In the spring of 1981 Deeksha took a group of her workers and a few others to New Jersey to prepare a large house which had been known as Kip’s Castle for the arrival of Osho a month later. The Castle was a 9,000 square foot, 30-room mansion, complete with turrets and a small chapel. There was a lot to do within a very short period of time. The main house and carriage house had to be completely remodeled. The castle was in Montclair sitting on the first ridge with an incredible view of New York City. You could even see the Statue of Liberty on a clear day. Our nearest neighbors were Salvatorian Fathers who lived in a monastery next door.
Osho arrived on June 1st. Because of his bad back, we had installed an electric chair to take him up the entrance stairs at the side of the house, inside was an elevator. He took one long look at the chair and walked up the stairs; he never used it.
The atmosphere of living and working at the Castle was so very different from Poona. Because of the small group compared to the throngs in Poona, Osho was free to walk around the grounds and check out our work. I remember one day running very quickly around the back of the house and almost running into him. I came to a skidding stop.

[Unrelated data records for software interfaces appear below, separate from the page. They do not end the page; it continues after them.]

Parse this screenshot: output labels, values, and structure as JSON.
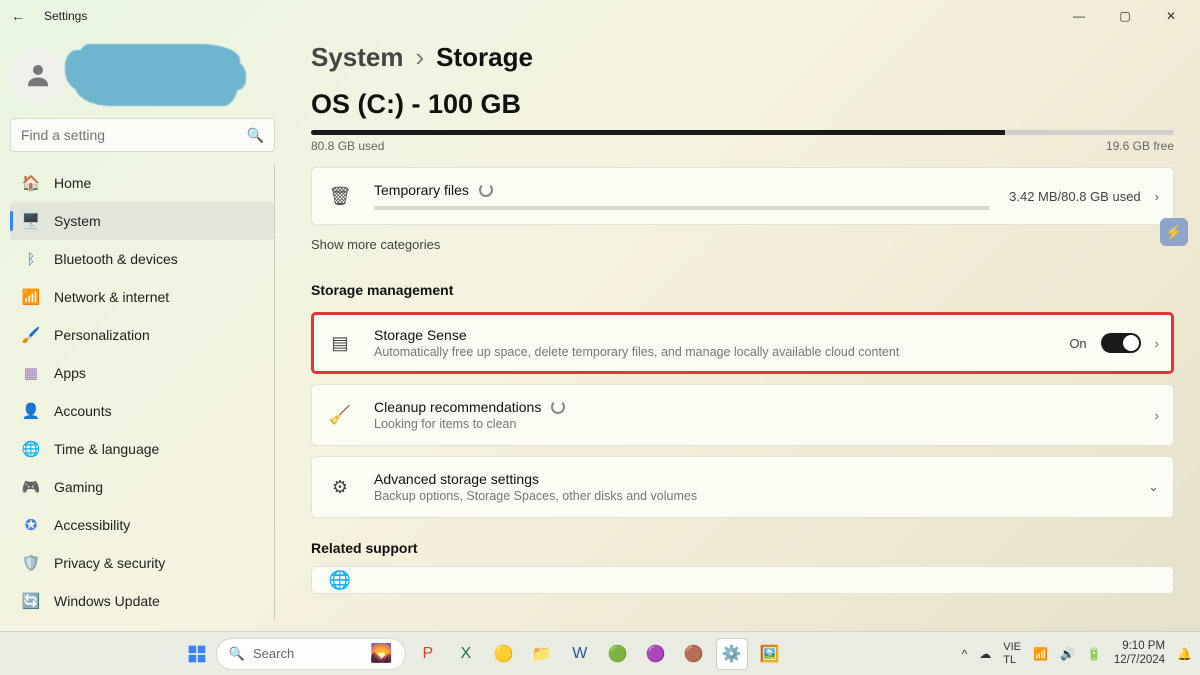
{
  "window": {
    "title": "Settings"
  },
  "search": {
    "placeholder": "Find a setting"
  },
  "sidebar": {
    "items": [
      {
        "icon": "🏠",
        "label": "Home"
      },
      {
        "icon": "🖥️",
        "label": "System"
      },
      {
        "icon": "ᛒ",
        "label": "Bluetooth & devices"
      },
      {
        "icon": "📶",
        "label": "Network & internet"
      },
      {
        "icon": "🖌️",
        "label": "Personalization"
      },
      {
        "icon": "▦",
        "label": "Apps"
      },
      {
        "icon": "👤",
        "label": "Accounts"
      },
      {
        "icon": "🌐",
        "label": "Time & language"
      },
      {
        "icon": "🎮",
        "label": "Gaming"
      },
      {
        "icon": "✪",
        "label": "Accessibility"
      },
      {
        "icon": "🛡️",
        "label": "Privacy & security"
      },
      {
        "icon": "🔄",
        "label": "Windows Update"
      }
    ]
  },
  "breadcrumb": {
    "parent": "System",
    "current": "Storage"
  },
  "drive": {
    "title": "OS (C:) - 100 GB",
    "used_pct": 80.4,
    "used_label": "80.8 GB used",
    "free_label": "19.6 GB free"
  },
  "temp": {
    "title": "Temporary files",
    "usage": "3.42 MB/80.8 GB used"
  },
  "showmore": "Show more categories",
  "section_mgmt": "Storage management",
  "storagesense": {
    "title": "Storage Sense",
    "sub": "Automatically free up space, delete temporary files, and manage locally available cloud content",
    "state": "On"
  },
  "cleanup": {
    "title": "Cleanup recommendations",
    "sub": "Looking for items to clean"
  },
  "advanced": {
    "title": "Advanced storage settings",
    "sub": "Backup options, Storage Spaces, other disks and volumes"
  },
  "section_related": "Related support",
  "taskbar": {
    "search": "Search",
    "lang1": "VIE",
    "lang2": "TL",
    "time": "9:10 PM",
    "date": "12/7/2024"
  }
}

Soon after his arrival he started having driving lessons so that he could get his driver’s license. He would occasionally pick someone from the group (that would gather to see him off) to accompany him. Most everyone that rode with him was scared to death. Of course Osho was a fearless driver and that is what terrified the passengers. Before too long, the musicians began to gather for his departure and arrival which soon blossomed into mini celebrations. He would often give some small gift to someone who he picked out for that day. He once gave me a rather nice pen, which would later be used to write book orders. Our work schedule was not so demanding by this time because we had already completed work on his living quarters.
When he first arrived he shared a floor of the house with a tenant who had a lease from before the purchase. I forget the fellows name but he had a big dog. Occasionally Osho and he would meet in the elevator.
One day I was downstairs in the main office when Vivek came down. She said that she needed help programming the VCR that had just been purchased. I looked around and as there was no one else present said that I would be happy to.
I followed her up the stairs and into a room that had been outfitted for Osho to watch videos. He was sitting in his comfortable chair beaming as we entered. On the floor was the new VCR with its LED time flashing at 12:00.
Setting the clocks on these machines just required pushing the correct button until the clock moved around to the correct time. And on this VCR, like on most, there was one button for fast changing of the time and one for slow.
I sat on the floor and explained how to do so, while setting the time. The difficulty was that as I was focusing on the time (so that I did not go past the needed setting); there was a tremendous expansiveness taking place. It took a lot of awareness to remain grounded in time and simultaneously be dissolving into the timeless. And of course Osho would ask a question here and there to make it even more interesting.
I think I missed the mark the first time and passed the correct time, but I was sure not to do so on the second go round.
This story is from a collection of stories and essays from along the Way titled From Lemurs to Lamas: Confessions of a Bodhisattva.